From what it sounds like, this is roughly akin to pleading guilty in a criminal case. But if involuntary treatment would have been mandated, why not then proceed with the actual adjudication. If they revoke their voluntary status before treatment is completed, why not also go for an actual adjudication. If adjudication is difficult or impossible, I tend to think a better option would be revisiting the procedures.
Before gun ownership is restricted, an examining physician must first have found that the person is a threat to his- or herself or to others. The physician must also verify that if the person had not submitted to voluntary treatment, involuntary treatment would have been mandated.
Additionally, before agreeing to treatment, the person must have received notice that such treatment might restrict future gun ownership. That person must acknowledge receipt of such notice in writing.
Finally, a judge or magistrate must have reviewed the record classifying a person as a danger and ordered that the record be submitted to the Florida Department of Law Enforcement.
If those four requirements are met, then gun ownership would be limited.
“(The bill) does not cover people who voluntarily go to private counseling for help,” Hammer said.
I’m guessing involuntary examination under the Baker Act is roughly analogous to a 302 commitment in Pennsylvania, which counts for firearms disability for purposes of Pennsylvania law, but is not (as I understand it) considered to have enough due process for federal purposes. I’m concerned that NRA is pushing a law here that could have very bad consequences people’s Second Amendment rights without sufficient due process, but I am not an expert on how adjudications happen in Florida, or how difficult the process is.

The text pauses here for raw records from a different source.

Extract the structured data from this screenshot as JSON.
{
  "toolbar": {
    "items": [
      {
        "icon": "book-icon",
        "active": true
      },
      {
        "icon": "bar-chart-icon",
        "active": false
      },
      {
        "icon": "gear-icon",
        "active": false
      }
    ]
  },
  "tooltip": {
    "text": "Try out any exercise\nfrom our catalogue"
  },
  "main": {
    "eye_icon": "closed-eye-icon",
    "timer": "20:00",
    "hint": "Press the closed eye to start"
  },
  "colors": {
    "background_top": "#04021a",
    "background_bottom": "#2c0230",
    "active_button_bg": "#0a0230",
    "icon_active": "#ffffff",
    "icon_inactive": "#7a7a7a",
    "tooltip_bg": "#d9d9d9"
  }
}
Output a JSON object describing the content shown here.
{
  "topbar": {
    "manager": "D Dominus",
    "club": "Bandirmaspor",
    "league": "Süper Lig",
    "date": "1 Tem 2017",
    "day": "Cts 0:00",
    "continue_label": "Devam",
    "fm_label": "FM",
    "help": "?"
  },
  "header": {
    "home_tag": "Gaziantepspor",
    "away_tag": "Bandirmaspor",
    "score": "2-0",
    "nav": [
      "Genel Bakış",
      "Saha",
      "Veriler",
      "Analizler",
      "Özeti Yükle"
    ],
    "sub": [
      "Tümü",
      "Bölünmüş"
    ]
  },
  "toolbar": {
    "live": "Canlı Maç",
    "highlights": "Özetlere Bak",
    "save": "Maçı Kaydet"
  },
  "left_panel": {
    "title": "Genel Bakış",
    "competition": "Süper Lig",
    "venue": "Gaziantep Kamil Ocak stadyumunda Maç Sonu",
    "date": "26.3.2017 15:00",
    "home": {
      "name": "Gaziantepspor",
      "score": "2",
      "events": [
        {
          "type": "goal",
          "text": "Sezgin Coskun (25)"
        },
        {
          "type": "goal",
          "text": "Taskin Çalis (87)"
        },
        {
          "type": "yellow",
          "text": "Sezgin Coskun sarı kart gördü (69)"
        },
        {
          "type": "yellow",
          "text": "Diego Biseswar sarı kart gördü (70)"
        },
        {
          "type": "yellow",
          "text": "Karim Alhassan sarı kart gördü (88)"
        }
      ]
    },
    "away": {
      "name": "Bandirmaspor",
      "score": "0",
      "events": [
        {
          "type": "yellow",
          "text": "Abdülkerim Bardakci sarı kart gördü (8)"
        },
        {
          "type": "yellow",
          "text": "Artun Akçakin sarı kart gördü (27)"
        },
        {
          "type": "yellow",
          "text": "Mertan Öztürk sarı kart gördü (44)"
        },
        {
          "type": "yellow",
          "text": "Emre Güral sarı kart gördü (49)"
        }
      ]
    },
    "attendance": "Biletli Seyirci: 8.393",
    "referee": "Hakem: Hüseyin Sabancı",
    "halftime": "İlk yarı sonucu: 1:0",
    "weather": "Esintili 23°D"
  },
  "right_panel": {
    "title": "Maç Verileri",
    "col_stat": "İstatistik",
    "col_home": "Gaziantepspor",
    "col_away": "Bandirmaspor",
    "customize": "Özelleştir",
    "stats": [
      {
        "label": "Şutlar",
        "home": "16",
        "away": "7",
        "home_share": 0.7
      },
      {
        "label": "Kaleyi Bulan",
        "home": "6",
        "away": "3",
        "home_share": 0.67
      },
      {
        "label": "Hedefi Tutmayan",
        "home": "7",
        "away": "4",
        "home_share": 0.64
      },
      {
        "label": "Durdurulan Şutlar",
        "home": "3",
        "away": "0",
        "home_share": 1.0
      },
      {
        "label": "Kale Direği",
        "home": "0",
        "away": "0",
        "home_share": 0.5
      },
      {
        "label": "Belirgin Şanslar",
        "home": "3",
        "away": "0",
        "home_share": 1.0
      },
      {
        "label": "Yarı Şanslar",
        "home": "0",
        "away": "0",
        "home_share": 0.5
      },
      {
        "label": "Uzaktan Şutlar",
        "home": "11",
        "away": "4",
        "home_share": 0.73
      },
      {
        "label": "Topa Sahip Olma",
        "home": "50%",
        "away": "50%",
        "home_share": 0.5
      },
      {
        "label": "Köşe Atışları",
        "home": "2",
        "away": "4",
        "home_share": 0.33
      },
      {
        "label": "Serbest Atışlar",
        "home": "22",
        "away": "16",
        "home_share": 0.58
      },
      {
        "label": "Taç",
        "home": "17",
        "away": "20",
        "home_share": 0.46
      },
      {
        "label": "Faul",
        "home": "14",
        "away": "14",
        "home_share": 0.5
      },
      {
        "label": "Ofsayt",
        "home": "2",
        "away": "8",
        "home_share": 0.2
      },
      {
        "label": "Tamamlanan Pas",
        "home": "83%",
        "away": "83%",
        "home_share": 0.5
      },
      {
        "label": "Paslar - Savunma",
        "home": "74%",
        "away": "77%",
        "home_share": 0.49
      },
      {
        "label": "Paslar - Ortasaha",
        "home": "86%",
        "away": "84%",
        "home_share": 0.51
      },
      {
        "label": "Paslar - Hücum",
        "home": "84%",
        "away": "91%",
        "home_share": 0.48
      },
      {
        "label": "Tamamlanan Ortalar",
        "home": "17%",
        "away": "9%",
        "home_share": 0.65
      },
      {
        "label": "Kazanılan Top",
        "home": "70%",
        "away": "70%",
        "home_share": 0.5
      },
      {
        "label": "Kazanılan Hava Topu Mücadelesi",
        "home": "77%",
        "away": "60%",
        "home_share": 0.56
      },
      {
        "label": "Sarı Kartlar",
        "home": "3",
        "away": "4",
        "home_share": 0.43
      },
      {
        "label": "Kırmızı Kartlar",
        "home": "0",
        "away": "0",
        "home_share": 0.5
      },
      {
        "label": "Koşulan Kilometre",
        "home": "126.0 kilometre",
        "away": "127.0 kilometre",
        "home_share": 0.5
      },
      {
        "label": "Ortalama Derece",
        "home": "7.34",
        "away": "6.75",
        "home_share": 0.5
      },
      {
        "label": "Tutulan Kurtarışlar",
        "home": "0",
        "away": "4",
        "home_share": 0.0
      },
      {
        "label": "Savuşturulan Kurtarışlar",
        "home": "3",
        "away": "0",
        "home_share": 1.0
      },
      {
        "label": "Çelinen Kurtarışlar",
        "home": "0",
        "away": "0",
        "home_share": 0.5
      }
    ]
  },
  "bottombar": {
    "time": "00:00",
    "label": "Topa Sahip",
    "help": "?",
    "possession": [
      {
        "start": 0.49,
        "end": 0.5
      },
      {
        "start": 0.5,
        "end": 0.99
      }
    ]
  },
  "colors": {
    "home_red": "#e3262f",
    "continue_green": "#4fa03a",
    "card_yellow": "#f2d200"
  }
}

Most firearms attorneys here in Pennsylvania will tell you that it’s routine for people in domestic situations to get taken in on a 302, triggering a sudden prohibition on firearms possession. Montco Firearms Attorney Jonathan Goldstein, who debated Ed Rendell on this topic recently, mentioned that it’s fairly common in domestic arguments. It takes no court, panel, or other kind of adjudication to get a 302, just the cops taking you in involuntarily (which is why if this happen, it’s advised that you go voluntarily). What’s being proposed in Florida would have a number of additional protections not available to Pennsylvanians, but I’m just curious why Marion Hammer is actively pushing this bill. It’s one thing to decide to go neutral on a bill, especially when there needs to be a sacrifice on the altar of “Something must be done!,” and you’ve whittled them down to something fairly innocuous. But quite another to be pushing it. I don’t think rights ought to be denied or disparaged without due process, and I’m very wary of setting a precent that voluntary treatment is grounds for a firearms disability. I think this will come back to bite us.